January 31, 2006
“Welcome home take off your coat,
it’s been years since we last spoke,
it’s been too long.”
-Matthew Walker - “Anymore”
It has indeed been a long time. I’m not even going to try to catch things up, at least not now, especially considering that by now, with my extended hiatus, I’ve more than likely managed to alienate what small readership I actually had anyways. Those who’ve been interested have kept up regardless.
No, this isn’t to catch up. This is me using this site the way I originally intended: as a place to write the things that come to my mind that I otherwise wouldn’t write down, and would ever be lost to my violently non-eidetic mind. I’m digressing.
In my younger more impressionable years, I happened to catch a relatively lazy bit of national television journalism that has yet to leave me since. The piece was on a software engineer working in Silicon Valley (during the height of the dot com bubble of course), a position I’ll soon share (at least temporarily with Apple Computer for the uninformed). What made this particular engineer unique from the flock that has taken root there was his singular method of living for a member of the technorati. Every day, after work, this man would brave San Francisco’s traffic holocaust, and proceed quite a ways out of the city, into the mountains, and onto his farm, where he quietly lived in a small ranch house complete with goats, crops, and all the other amenities a well-paid professional seeking to build a facade of country simplicity could want.

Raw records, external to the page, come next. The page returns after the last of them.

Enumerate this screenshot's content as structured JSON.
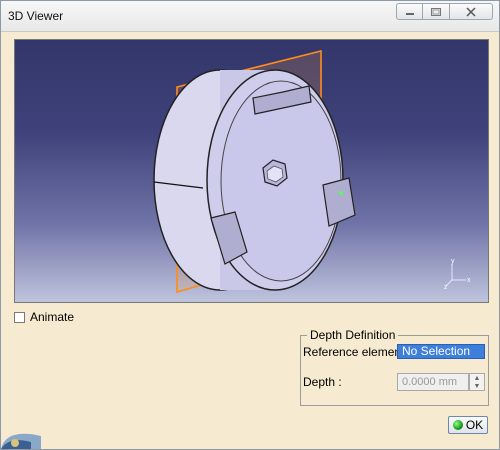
{
  "window": {
    "title": "3D Viewer",
    "minimize_icon": "minimize-icon",
    "maximize_icon": "maximize-icon",
    "close_icon": "close-icon"
  },
  "viewport": {
    "description": "3D model viewer",
    "axis_labels": {
      "x": "x",
      "y": "y",
      "z": "z"
    }
  },
  "animate": {
    "label": "Animate",
    "checked": false
  },
  "depth_definition": {
    "group_title": "Depth Definition",
    "reference_label": "Reference element :",
    "reference_value": "No Selection",
    "depth_label": "Depth :",
    "depth_value": "0.0000 mm"
  },
  "buttons": {
    "ok_label": "OK"
  },
  "colors": {
    "viewport_top": "#33366a",
    "viewport_bottom": "#bfc4dd",
    "plane": "#ff8c1a",
    "selection": "#3f7fdc",
    "dialog_bg": "#f6ead0"
  }
}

At the time I thought only in passing of the juxtaposition in the man’s life. The themes of escapism, luddism, and underlying message that all may not be right in technological paradise eluded me, yet the picture remained. Having spent 4 years, countless hours, innumerable late nights, and god-knows how many lost opportunities for social growth to the pursuit of what this man had, but found unsatisfying, I find the image much more pressing. Perhaps even frightening.
The thing is… I appreciate simplicity. One of the happiest times I’ve had was spent alone, on a motorcycle, with some clothes, a tent, a sleeping bag, and a stove, and miles of country roads. My friend D has told me of some times he spent in small villages in Fiji, where the people are villagers - not engineers, blacksmiths, butchers, farmers nor teachers, but villagers - and it sounds amazing. “When someone needs a house, the villagers come together and build them a house,” he tells me. Sure, sounds great, lets check the zoning, make sure everything is up to code, and double-check that we can get a tax write-off while we’re at it. Simplicity, goddammit! Make what you need, sell what you don’t, buy what you can’t!
We Americans are so quick to consider ourselves so amazingly lucky to have been born to such wealth and abundance, and why shouldn’t we? We’re on top! We’re number 1! It may not last, but who cares? Forward-thinking has never really been our strong suit. No, our disadvantages our less obvious, more institutionalized. It’s hard to see the problem while we eat our fast-food, watch our 100 channels of Television, listen to our shiny MP3 players, watch porn on our cell phones (thanks Soloway), and fall farther and farther from my image of humanity. Of course there are plenty of societies trying to emulate and assimilate, so I’m probably just wrong.
Or maybe I just need a vacation.